“I always had food in my drawers for kids who came to school hungry. Or we had coats and warm clothing,” Heather said. “It just got to be so incredible.”

As a teacher, she said, there is only so much you are allowed professionally to do and say for children and families you suspect are struggling at home.

“I thought, ‘that will finally allow me to do the things that frustrated me over the years that I wanted to do for these kids,’” she said of the opportunity to be a CASA.

In 2016, Heather filled out the volunteer application to become a court-appointed special advocate and started the process. Following an extensive interview with staff, she was accepted into a 40-hour pre-service training required of all volunteers before they can take a case and begin working directly with a child.

Graduating from training in early November, it took less than a week for Heather to jump into her first case with a child whose parents had been reported for neglect. The parents, just young teenagers themselves, lack both the skills to care for a newborn and the support from their own parents to help them.

In her role as a CASA, it is Heather’s job to serve as the “eyes and ears” of the court, making independent, objective recommendations to the judge based on the information she has gathered through visits with the child, foster parents, parents, doctors and other important adults in the child’s life.

She has written court reports and attended court hearings where she is given the opportunity to share in-person her observations and recommendations regarding what she believes is in the child’s best interest.

CASA volunteers are trained to help the child navigate this process efficiently so he or she may find stability in a safe, permanent, loving home as quickly as possible while enduring the least amount of trauma and upheaval.

Though it may sound cliché, Heather said this work is simply a natural extension of her career because it’s what she has done on a different level for years.

“CASA provides me a vehicle to do all the things I wanted to do so badly for these kids as a teacher,” she said.

Certified to teach middle and high school, with degrees in art and science, Heather spent much of her career as an eighth grade science teacher in Merrimack. As a teacher she honed her skills in building a rapport with kids, and with parents. Both are incredibly useful as a CASA, she said. Particularly so on her case where it turns out the parents are kids.

“I’ve learned over the years to be patient with parents. Life is not easy,” Heather said. “I’ve also learned that all parents love their kids, they want to do the best by them, but sometimes it is just too stressful.”

And that, she said comes back on the kids and manifests itself in their behavior. It can make them insecure or self-conscious. It drives a defeatist attitude. As a teacher, you spend your career pushing students to be their best selves, to challenge them and produce the best work they can, she said. But trouble at home can stymy a child’s success in school.

“That’s why being a CASA is great.
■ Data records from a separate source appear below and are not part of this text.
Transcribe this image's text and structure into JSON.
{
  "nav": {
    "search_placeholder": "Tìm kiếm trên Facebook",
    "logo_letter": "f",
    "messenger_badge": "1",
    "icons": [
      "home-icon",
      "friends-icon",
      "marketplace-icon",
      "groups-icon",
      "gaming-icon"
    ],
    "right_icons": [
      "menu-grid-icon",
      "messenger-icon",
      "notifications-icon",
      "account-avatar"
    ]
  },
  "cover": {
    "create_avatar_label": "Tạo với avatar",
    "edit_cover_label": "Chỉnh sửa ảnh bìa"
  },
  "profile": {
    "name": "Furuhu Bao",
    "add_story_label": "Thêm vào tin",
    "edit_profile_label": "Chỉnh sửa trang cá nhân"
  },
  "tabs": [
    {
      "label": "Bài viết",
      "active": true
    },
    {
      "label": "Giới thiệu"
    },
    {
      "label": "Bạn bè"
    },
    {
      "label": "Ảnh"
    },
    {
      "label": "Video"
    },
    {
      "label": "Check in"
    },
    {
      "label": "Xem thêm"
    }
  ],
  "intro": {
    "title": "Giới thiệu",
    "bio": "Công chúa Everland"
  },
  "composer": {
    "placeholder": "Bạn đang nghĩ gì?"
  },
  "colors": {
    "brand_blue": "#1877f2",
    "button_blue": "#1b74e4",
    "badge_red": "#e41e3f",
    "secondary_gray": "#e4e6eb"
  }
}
You can help them on another level,” Heather said. “You can be behind them in a way you couldn’t as a teacher.”

Newly retired, Heather said CASA was the perfect challenge in the next phase of her life. It encourages her to use her skills she’s honed as an educator, but provides a significant amount of flexibility. It’s not like school, where she had to be up early in the morning.

“You can sleep until 8,” she quipped.

She can still travel to see her children on the West Coast and in France, and she knows she has the support from the staff at CASA to guide her through the unknown.

But above all, it allows her to reach children in a new and rewarding way.

“It puts you in the trenches with these kids,” Heather said. “Now you can see what you could only guess. What you suspected as a teacher, you know as a CASA.”